THE FUTURE of Casco Viejo as a designated World Heritage site could again be falling through cracks warns the body that awards the much-valued designation.
Lack of planning means that conservation proposals and initiatives both public and private in Panama’s old city are not having any noticeable effects on the site, said a committee report to the United Nations Educational, Scientific and Cultural Organization (UNESCO) at its 41st session in Krakow, Poland, last week
The committee expressed its “grave concern” that despite the projects and investments, most of the factors that affect the value of the site have achieved little.
The last major proposal to improve the historical image of Panama Viejo and San Felipe
cost the State $168.6 million, and ended up being a project questioned by entrepreneurs and
residents of the Old Town, due to deficiencies in the pavement and the installation of the electrical system, among other elements of the work.
The improvements were tendered by the previous government in 2010 and awarded to the
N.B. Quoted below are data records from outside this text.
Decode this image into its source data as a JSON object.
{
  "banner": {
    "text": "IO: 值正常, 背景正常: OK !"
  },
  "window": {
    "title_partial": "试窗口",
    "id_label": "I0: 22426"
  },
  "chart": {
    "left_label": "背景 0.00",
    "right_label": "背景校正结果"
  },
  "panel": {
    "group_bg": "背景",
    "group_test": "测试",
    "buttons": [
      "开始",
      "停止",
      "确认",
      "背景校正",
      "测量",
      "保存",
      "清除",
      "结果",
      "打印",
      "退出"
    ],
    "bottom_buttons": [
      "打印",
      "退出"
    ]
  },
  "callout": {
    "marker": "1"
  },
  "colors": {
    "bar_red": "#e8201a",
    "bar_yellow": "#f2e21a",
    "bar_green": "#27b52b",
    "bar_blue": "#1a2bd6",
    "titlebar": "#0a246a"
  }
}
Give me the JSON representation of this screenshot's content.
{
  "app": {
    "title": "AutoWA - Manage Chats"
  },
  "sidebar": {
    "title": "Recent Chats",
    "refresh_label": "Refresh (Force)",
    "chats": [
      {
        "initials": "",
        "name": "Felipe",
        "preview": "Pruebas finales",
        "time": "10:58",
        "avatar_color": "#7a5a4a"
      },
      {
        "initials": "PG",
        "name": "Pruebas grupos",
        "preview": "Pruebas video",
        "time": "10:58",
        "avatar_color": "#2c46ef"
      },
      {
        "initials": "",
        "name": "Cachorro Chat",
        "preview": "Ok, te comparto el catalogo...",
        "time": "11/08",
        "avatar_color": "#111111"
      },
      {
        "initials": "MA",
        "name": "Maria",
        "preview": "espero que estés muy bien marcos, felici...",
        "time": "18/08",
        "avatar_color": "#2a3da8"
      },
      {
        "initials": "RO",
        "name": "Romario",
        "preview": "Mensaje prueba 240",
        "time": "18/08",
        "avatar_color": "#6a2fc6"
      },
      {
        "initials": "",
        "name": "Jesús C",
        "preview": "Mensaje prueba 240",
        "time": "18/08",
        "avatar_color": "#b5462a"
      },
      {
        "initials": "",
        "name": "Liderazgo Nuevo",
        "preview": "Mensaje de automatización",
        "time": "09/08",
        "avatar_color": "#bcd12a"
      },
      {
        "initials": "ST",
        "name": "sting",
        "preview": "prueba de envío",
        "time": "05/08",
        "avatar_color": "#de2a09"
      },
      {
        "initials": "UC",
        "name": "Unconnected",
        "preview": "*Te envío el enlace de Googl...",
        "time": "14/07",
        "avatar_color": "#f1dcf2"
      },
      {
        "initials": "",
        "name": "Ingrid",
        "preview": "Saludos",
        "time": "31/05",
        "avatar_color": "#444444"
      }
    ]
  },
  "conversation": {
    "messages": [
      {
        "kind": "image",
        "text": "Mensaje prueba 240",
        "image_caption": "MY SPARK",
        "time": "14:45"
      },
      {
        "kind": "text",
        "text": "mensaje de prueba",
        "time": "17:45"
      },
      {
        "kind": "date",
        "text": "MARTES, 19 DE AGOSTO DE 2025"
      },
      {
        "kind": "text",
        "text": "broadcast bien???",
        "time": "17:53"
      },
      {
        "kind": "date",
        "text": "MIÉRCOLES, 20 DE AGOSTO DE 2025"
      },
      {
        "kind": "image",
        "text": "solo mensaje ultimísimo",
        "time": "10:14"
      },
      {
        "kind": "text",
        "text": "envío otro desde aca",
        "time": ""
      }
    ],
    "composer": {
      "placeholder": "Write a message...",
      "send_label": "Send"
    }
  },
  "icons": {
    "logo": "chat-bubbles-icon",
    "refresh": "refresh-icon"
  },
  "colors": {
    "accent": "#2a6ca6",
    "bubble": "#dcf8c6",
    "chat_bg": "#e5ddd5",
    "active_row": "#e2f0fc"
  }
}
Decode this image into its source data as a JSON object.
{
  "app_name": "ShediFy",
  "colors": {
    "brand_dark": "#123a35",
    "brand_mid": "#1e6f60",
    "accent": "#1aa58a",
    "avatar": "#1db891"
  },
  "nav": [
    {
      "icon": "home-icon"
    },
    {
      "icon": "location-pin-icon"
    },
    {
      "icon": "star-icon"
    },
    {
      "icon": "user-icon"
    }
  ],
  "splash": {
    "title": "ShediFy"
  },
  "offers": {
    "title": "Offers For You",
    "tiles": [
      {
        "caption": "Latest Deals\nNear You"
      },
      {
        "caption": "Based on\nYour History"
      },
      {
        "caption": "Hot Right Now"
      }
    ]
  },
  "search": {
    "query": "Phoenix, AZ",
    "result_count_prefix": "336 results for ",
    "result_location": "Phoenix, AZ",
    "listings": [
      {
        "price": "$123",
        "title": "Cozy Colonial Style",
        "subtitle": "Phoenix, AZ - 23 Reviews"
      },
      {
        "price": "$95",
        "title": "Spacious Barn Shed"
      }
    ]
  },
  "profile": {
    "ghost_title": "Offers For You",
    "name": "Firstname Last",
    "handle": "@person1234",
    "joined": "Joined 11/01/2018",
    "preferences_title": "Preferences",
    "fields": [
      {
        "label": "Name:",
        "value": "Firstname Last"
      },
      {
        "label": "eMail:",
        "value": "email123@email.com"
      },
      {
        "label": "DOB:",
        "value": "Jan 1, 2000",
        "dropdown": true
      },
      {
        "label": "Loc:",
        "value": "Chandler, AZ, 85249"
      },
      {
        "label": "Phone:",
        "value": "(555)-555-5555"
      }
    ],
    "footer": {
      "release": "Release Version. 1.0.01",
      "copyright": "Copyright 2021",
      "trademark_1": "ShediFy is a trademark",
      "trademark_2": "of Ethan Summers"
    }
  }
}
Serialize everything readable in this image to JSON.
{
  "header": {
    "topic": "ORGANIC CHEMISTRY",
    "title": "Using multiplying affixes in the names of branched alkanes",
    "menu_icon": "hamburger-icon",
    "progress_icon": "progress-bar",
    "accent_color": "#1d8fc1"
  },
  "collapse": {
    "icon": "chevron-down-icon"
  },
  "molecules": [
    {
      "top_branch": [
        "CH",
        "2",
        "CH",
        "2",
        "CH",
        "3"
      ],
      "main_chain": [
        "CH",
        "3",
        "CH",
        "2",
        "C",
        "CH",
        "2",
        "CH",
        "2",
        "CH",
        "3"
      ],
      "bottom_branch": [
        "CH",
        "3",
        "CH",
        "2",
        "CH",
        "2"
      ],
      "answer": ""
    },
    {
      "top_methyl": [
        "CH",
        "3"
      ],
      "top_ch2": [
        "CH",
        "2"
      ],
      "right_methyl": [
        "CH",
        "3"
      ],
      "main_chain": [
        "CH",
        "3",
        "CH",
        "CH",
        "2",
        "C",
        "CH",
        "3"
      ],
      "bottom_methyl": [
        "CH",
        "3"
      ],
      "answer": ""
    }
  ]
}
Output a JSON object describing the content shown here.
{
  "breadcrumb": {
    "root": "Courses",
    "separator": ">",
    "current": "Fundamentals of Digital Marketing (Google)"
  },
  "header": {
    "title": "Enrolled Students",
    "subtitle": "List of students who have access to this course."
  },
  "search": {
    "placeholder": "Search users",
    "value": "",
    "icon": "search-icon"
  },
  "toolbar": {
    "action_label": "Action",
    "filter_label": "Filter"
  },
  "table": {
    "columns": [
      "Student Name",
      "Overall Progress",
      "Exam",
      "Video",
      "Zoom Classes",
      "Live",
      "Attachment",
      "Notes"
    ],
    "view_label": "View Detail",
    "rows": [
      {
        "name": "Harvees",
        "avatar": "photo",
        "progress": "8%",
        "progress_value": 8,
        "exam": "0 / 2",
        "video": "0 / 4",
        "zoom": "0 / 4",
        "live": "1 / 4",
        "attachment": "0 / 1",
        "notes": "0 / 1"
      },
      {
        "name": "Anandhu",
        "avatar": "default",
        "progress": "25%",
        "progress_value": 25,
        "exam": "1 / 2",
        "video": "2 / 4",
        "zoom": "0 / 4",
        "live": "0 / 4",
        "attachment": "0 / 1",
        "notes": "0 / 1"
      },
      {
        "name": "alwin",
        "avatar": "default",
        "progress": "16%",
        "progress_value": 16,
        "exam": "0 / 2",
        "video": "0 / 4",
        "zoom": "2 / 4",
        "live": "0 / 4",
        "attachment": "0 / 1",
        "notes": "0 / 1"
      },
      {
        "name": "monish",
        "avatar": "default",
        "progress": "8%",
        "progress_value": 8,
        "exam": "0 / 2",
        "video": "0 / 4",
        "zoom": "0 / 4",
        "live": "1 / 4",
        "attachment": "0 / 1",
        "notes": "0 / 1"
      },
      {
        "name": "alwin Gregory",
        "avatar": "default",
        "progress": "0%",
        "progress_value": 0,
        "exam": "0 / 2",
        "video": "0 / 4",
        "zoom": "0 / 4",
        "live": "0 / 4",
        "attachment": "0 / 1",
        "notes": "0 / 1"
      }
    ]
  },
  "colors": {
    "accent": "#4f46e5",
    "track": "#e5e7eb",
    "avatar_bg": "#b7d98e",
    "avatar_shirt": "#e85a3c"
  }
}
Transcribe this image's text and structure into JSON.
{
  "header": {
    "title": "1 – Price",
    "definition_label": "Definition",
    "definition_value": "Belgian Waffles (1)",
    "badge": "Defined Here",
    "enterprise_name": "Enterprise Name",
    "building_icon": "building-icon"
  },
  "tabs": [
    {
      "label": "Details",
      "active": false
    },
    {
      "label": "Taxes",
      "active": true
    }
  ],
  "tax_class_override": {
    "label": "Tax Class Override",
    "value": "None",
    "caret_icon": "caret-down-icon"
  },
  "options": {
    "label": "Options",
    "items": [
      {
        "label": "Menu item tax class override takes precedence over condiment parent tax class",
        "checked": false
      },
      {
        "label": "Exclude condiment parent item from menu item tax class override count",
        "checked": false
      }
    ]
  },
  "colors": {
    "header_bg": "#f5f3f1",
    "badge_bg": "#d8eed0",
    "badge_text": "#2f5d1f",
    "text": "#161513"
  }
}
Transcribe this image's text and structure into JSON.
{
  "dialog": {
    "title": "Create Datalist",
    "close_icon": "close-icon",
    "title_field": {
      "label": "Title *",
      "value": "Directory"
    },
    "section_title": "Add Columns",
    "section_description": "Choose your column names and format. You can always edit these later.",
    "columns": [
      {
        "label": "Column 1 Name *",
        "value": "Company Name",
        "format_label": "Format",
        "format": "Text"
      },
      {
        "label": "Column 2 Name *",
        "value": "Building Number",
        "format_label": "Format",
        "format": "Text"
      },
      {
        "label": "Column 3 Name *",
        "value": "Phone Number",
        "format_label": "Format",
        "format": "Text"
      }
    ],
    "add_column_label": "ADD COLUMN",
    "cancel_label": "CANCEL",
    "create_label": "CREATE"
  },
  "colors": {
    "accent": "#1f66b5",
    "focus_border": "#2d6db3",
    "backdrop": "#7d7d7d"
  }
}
Construction company Odebrecht, which is involved in international bribery scandals and that built the sea viaduct encircling Casco which, according to Unesco, had a “negative” impact on the universal value of the relationship of the Old Town with the sea.
Now the technical experts of the body have asked Panama to take the measures necessary to maintain the “authenticity” and “integrity” of the historical components of the site.
One of these measures is to present to the Unesco World Heritage Center the designs Of the restoration project of the Hotel Casco Viejo, the former Club Union, as well as studies on vehicular access and waste management.
They are also concerned about encroaching high-rise towers that are being built towards the “east area” of the site
The Committee asks Panama to submit to the Unesco World Heritage Center before December 1 next year, a document detailing the progress in the subjects to be evaluated in 2019.
In addition, Panama, through the National Institute of Culture (INAC), must present by February 1, 2018 the new proposed limits of the complex as Cinta Costera 3 damaged several of the initial values by which the Old Town was considered a world heritage.
Fernando Diaz, director of the Association of Neighbors and Friends of Casco , said that construction projects that violate heritage norms, Waste and poor mobility are problems within the historic area that have not been able to be solved.
“If these issues are not resolved, as well as the new declaration that must be presented in 2018, Panama will get a bad mark before the international community, despite isolated efforts from various institutions,” the activist said.
Hildegard Vásquez, executive director of the Calicanto Foundation, said that the view expressed by Unesco is exactly what civil society has asked the government for years. “A plan of action is urgent and should include garbage, parking lots, zoning, incentives, afforestation and clearer rules on construction in the Casco with sanctions for transgressors.
According to Vasquez, the National Directorate of Historic Heritage of INAC continues only as an entity without power of management nor with the true technical capacity or seriousness to meet these challenges. Even this government administration opted to transfer the contract for the restoration of the Basilica Santa Maria la Antigua, in San Felipe, to the Secretary of Goals of the Ministry of
Presidency, ahead of equipping INAC which is the governing body of this kind of works with equipment and more budget, “The state [and I do not mean parties] has always been an obstacle,” she told La Prensa.
INAC reported that it is preparing in conjunction with the International Monuments and Sites (Icomos), an advisory body of Unesco, the material for the new report that must be delivered in early 2018.